However, it may be difficult to sustain a volunteer network that focuses on deterring crime over time
However, if guiding outcomes were built-in from the beginning, the network could start with just one issue and eventually widen its ability to invest in our region. What is the end game, the hope we would all be striving for, the telos, the meaning, the cause?
We’re already witnessing a growing synergy among our young professionals. I could ask, what are they doing together that is similar to discipleship or catechesis in the church? In both instances, we gather together to develop people and incorporate them into community.
Cosco has finally set up a shop in our city this year.
We may soon discover that a similar set of values guides them
Jim Sinegal, a Cosco co-founder, discusses their unique work culture that makes headlines. Their values, like integrity, drive them in many ways. Sinegal says:
Honesty and doing the right thing cannot be the responsibility of management alone. Every level of the company should understand what the rules are and every employee in the company should be mortified if the company and its people don’t do what they are supposed to do. The attitude has got to be pervasive throughout the organization: “We don’t do that kind of stuff around here! Period!”
If a network at least shares common values, then those values will guide them as they act on troubling issues, and as they seek to help others develop. A strategic network like that could possibly make a difference in a community like ours.
Clifton Taulbert is the President of the Freemount Corporation, an author, a sought after speaker, and an expert on community development
His character development materials are used in American schools and prisons. He helps communities form these types of networks, like those we once had. He brings leaders together who are already invested in the community, like clergy, health care professionals, educators, those in the social sectors, etc.
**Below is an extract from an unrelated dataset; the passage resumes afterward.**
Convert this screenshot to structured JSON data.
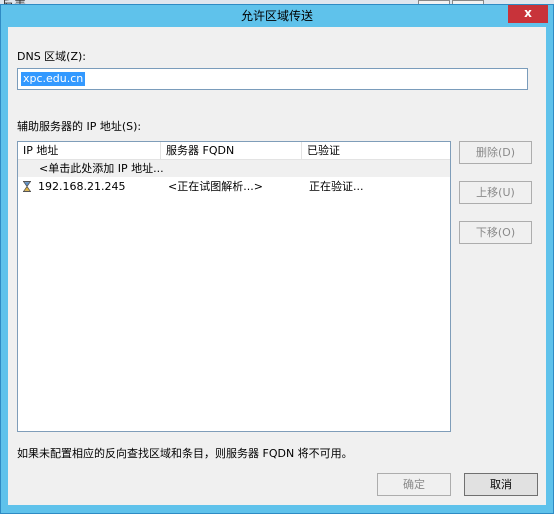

His approach is unique. We think of professional development and even church discipleship as something that makes an individual stronger. Clifton focuses on making the community stronger, a community that will naturally raise up healthy generations. He shares stories of communities like ours where people used to know each other. We used to have a vested interest in each other. Your success used to be my success.
Have our busy lives, our corporate ladders, and competitive practices caused us to forget some things that should not have been forgotten?
Do we care about networking in ways that could actually encourage us and help us achieve collective goals, instead of just mine, or those in my business department?
Could we not only strive for our own success, but also expect the best of others? Clifton states:
Expecting the best of others and praising their achievements was not just the long-ago practice of a small-town group of visionaries. It must be practiced wherever we live, where we work and where we play. We must look for ways to lift the sights of those who feel downcast, and we must remember to extend words of encouragement and praise when fellow workers, students, volunteers, or teammates have done well. This is especially important if the accomplishment seems modest but contributes to the building of a good, productive community. Small acts of community-building can be of immense value.
This project is only a modest contribution. I am still in awe of the community dynamics that I’m discovering in Traverse City. I’m thankful for those who have taken time to talk with me. I hope that a desire will arise among us to support networks and forge new ones that will pass along our values to future generations.
 William T. Cavanaugh, Being Consumed: Economics and Christian Desire (Grand Rapids, MI: Wm. B. Eerdmans, 2008), 65-68.
 Ross Boissoneau, “2017 40Under40: The Region’s Most Influential Professionals Under Age 40,” Traverse City Business News (September 2017), http://www.tcbusinessnews.com/40under40-the-regions-most-influential-professionals-under-age-of-40/ (November 8, 2017).
 Albert Erisman and David Gill, “A Long Term Business Perspective in a Short Term World: A Conversation with Jim Sinegal,” in Beyond Integrity: A Judeo-Christian Approach to Business Ethics, 2nd ed., ed. Scott B. Rae and Kenman L. Wong (Grand Rapids, MI: Zondervan, 2004), 147.